We’ve missed Christmases, Birthdays, first words, first steps, first day of school for Bub and countless hugs and kisses, tears and giggles. Having our loved ones in another country is hard and during the holidays it’s especially hard. The season of joy can easily become the season to just “get thru” because you have to. Yes, we are “celebrating” and are happy to be with our other children and family members but there’s still something missing. A big part of our hearts are living in another country and there’s nothing we can do about it. We are here. They are there. It stinks! For us, being around our family table eating the Thanksgiving turkey or the Monaco Christmas spaghetti isn’t quite as sweet because four chairs are missing.
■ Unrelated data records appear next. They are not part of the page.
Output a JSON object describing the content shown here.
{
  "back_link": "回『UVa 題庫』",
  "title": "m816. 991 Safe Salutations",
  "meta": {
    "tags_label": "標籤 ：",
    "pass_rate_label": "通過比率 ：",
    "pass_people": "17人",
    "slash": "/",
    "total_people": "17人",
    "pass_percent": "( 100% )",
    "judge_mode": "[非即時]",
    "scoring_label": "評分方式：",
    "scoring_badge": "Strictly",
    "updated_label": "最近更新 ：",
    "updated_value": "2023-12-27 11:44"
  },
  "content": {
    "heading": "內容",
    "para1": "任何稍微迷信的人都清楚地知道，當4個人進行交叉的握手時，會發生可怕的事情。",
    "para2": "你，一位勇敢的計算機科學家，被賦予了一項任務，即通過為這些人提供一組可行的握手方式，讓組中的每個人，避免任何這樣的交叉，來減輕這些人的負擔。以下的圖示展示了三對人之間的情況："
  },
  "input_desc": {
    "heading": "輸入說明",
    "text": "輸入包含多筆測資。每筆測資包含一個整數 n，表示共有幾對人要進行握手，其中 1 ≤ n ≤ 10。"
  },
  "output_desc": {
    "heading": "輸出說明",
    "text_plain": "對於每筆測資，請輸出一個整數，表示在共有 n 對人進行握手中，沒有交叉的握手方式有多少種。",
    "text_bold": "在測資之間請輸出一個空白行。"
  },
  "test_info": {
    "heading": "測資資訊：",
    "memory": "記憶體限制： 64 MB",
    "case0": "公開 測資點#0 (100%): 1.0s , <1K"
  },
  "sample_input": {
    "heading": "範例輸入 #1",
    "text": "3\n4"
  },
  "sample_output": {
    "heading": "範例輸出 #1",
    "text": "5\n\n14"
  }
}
Four of our favorite faces, smiles, laughs and hugs. How they interact with us, our son’s corny jokes and our Anna’s sweet presence. The way our Bub would love being the center of attention, and receiving Honey Bear’s sweet kisses. Skype/FaceTime is great but we can’t hug or kiss them, feel our grand-babies little arms around our necks or smell their sweet heads. And it’s not just Nonna and Papa (that’s me and my hub) who are hurting, our other kids have had to live this as well. Their best friends and sweet nephew and niece are missing from the family table and they miss them terribly!
All that being said we couldn’t be more proud of our kids. Tho we are here and they are over 4,500 miles away from us we have so much to be grateful for. They are happy and healthy, they are learning and sharing, the Grands get to experience things at the ages of 1 and 2 that we haven’t! They have eaten some strange foods, traveled on trains, planes and taxis, climbed mountains, played in the ocean and learned new languages. They have walked thru marketplaces full of color, smells and sounds that fill all of their senses and broaden their love of the world. We have watched our Grands grow not only in stature but in their love of people and adventure. They are fearless and brave about things that would scare most of us and not afraid of people that don’t look or live the way we do here in the U.S. It’s a gift that will forever be a part of who they are and who they will become.
Obviously it’s not perfect, we miss them every day. I love them more than life so I think about them constantly. We are going thru a time right now that Bub doesn’t want to say goodbye because it makes him sad so we put on a happy face, sing their song and say “See you later”. Then when the computer screen goes black and they can no longer see us we are sad and we cry. Friends don’t truly understand, no matter how hard they try, and you have people that tell you all the bad things when they hear where your kids are. But its do-able. We have learned to be grateful for Skype, FaceTime, texting and even Facebook to share photos and news. We talk when we can and lift them up knowing they are in our Father’s hands. We can easily get lost in the sadness and heartbreak, and I have been there, I have grieved. Thankfully we are on the down side of their time in Africa and I can’t wait for them to come home!! We are having Christmas (again) when they come back to the states and I am so excited! No, it won’t be Dec. 25 but it will be all of us together, celebrating. Not only do we celebrate the glory of His birth, but we celebrate the joy of family and being together. And isn’t that what makes this life beautiful?